5 January 2020 St. Peter the Apostle & St. William Churches in Naples, FL
Isaiah 60:1-6 + Psalm 72 + Ephesians 3:2-3a, 5-6 + Matthew 2:1-12
Fun as it might be to sing, “We three King of Orient Are”, and no matter how long and how often we set up our Christmas nativity scenes, this Gospel never says that there were three, and it does not say they were kings. So, if we are going to let this Gospel speak to us we have to pay more attention to Matthew than to these little traditions no matter how old they are. The Gospel is older.
This is a feast about an Epiphany, an unveiling, or a revelation. It is not a feast about three kinds of the orient. For all we know, there may have been a whole caravan of them. What Matthew tells us is that they were from the land of the rising sun. That’s the orient which in those times probably meant what we today call Iran. “Magi” is best understood to mean astrologers or magicians. Perhaps they were Zoroastrian priests. What is most important is that they were religious seekers. They were not Hebrews, so they did not have the Scriptures to guide them. So, they relied on their way of knowing God which was through nature and the night skies.
What we are left with once we get those details right is a contrast between those who seek God, and those who have no interest, even though they know something about God’s plan. The contrast here is between these “Magi” and those Scholars of Herod, who even though they know what is to come, they do nothing and they stay home. These Magi were open enough to look beyond the limits of their own wisdom. They were so hungry for more meaning in life that they went to a foreign land and consulted the wisdom of an alien tradition. When they learned what they could from those Hebrew Scholars, they continued on the way their own lights led them, and finally they met the mother and child and realized they had found what they were seeking.

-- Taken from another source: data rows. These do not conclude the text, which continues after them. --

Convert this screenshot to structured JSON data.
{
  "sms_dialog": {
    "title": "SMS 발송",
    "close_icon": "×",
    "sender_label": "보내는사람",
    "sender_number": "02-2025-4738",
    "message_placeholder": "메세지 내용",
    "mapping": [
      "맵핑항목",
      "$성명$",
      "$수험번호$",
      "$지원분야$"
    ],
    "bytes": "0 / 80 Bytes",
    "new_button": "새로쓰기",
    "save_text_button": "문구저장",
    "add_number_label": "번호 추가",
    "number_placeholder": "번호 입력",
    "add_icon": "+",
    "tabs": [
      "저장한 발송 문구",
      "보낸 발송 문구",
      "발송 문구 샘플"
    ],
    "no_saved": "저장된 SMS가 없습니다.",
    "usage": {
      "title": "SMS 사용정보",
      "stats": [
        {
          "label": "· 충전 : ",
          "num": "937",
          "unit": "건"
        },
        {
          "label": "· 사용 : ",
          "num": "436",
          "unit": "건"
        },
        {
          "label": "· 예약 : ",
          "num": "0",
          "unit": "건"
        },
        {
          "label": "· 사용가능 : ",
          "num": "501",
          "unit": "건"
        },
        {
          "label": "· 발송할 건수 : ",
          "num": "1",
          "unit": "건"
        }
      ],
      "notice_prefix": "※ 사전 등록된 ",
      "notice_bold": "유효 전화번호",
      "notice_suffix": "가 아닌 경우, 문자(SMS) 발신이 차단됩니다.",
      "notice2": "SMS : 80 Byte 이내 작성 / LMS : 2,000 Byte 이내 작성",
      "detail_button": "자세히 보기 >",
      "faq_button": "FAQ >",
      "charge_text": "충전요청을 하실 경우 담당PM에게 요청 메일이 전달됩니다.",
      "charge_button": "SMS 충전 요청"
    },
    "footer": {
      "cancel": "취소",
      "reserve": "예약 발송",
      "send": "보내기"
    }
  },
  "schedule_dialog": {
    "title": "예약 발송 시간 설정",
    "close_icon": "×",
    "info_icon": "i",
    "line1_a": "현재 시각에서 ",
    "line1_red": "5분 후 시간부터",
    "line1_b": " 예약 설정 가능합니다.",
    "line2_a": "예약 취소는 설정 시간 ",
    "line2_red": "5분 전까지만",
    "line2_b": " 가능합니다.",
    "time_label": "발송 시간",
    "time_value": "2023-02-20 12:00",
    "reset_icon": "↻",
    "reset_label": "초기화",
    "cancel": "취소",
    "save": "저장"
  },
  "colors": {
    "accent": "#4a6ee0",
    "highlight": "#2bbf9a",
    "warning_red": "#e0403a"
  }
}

When Matthew tells us that they departed for their country by another way, what he is telling us is that they were not the same as they had been when they set off on the journey, and we know nothing more about them. We are given here a story of the unexpected and the unfinished. These religious seekers brought nothing for Herod and his great royal court. They were not impressed nor interested in that power and that kind of authority. They sought what was simple. They sought real meaning and were led to a simple family.
As we close the Christmas season once more, Matthew invites us to a kind of double vision. We must realize that all our theology and catechisms must lead us to encounters with God. If they do not, we are like those scholars in Herod’s court, and will shall miss the very presence that saves us. At the same time, with that other eye, the more we become like the Magi and look beyond our little world with openness to new horizons and revelations, the more likely we are to find what we all seek, a home with the living God.